Another point to be made is that the record hadn’t loomed large in the consciousness of the home county, according to Considine.
“When I heard that, back in 2008 I hadn’t been aware of it but I could see why Tipp would make it a big issue. It’s great for a team to be able to set a historic target like that and achieve it; 85 years and I bet a pound to a penny no-one threw in the bit about that being only six matches!
“In a way those sorts of stats are a modern phenomenon as is the way people latch on to them. I imagine there were good reasons why away fixtures were difficult in the past.
“You had to travel difficult journeys to get there. Sports science either didn’t exist or wasn’t as advanced. Even in my time we would meet up in the hotel for soup and sandwiches – no careful, three-hour pre-game meal with carbs and all of this. Imagine if you had sports science back then to deal with travel and milling around with the crowds.”
He had his own role in the history of these fixtures, having played in the 1991 Munster final, which ended in a draw before Tipperary reclaimed their title in a replay in Thurles.
For Considine and other Cork hurlers the venue had its own fascination, regardless of the county’s statistical record and playing there exercised its own thrall.
“You’re no longer out in your back yard, imagining you’re whoever. You’re now at the venue where people have done it on the biggest stage and you’ve seen them do it and now you’re out there – and it doesn’t matter if it’s just a schools’ game although like any ground it’s completely different when full – because those memories and stories, mythologies and legends will always be there and keep the cycle going.
“I think it’s something the GAA is still more in touch with because it’s an amateur rather than professional game.”
This Sunday will doubtless create more memories for new generations of Cork hurling.
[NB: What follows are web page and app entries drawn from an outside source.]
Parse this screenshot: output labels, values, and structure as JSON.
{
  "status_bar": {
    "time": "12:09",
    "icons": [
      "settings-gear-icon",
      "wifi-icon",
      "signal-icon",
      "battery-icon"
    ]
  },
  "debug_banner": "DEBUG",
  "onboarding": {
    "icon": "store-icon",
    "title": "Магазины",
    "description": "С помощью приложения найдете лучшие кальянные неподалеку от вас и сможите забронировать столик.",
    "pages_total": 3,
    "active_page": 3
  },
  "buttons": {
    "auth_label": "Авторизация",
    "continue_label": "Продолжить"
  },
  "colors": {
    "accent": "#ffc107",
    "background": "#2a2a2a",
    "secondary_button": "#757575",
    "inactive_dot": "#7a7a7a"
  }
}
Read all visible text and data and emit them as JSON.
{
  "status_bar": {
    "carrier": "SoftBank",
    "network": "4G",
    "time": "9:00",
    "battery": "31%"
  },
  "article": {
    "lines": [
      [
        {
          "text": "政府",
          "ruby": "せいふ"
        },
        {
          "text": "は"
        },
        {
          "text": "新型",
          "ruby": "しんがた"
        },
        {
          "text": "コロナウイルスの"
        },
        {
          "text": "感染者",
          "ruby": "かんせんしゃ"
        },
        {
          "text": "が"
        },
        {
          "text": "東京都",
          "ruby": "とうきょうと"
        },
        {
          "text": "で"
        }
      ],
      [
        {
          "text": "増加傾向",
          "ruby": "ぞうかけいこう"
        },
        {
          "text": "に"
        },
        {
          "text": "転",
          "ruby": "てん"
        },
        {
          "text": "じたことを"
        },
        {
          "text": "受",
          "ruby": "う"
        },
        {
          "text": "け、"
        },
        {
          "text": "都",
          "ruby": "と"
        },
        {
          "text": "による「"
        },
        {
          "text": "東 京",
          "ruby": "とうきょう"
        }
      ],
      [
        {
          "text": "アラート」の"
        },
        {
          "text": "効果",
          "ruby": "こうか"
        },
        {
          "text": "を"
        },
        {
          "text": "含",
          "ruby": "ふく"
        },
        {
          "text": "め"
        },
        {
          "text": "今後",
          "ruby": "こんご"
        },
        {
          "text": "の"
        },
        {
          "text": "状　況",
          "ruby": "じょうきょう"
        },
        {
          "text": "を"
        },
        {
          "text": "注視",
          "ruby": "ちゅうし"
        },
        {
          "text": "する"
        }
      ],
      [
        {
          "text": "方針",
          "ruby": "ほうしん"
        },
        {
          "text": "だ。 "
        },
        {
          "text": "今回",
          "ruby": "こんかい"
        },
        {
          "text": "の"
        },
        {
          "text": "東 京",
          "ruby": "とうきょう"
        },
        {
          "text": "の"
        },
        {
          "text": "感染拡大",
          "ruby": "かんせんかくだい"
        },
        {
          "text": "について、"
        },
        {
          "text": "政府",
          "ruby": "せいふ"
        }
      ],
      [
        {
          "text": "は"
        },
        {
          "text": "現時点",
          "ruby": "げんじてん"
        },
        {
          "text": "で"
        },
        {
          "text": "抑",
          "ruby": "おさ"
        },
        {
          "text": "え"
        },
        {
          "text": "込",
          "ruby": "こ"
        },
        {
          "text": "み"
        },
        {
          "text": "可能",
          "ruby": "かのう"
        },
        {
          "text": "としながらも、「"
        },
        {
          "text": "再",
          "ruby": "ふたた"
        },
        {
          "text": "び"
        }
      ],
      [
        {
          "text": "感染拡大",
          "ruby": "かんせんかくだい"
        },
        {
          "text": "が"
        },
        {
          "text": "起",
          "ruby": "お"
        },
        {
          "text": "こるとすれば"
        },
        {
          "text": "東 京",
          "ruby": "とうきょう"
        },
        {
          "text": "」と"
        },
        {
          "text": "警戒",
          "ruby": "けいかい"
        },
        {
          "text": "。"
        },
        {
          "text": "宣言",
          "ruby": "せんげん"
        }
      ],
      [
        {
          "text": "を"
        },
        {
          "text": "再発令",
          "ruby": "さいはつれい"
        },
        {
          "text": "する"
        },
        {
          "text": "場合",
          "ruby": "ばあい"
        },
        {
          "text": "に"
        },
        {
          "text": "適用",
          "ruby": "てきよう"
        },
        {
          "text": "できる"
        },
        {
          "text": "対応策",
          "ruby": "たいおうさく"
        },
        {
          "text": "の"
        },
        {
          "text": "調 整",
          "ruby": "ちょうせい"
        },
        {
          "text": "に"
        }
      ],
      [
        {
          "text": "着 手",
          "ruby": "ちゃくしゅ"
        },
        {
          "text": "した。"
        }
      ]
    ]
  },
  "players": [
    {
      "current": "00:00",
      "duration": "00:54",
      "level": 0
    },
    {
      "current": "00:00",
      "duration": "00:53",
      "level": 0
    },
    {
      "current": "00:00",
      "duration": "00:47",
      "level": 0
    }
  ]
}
The good room may have had the decorators in but history shows that the visitors rarely enough go home happy.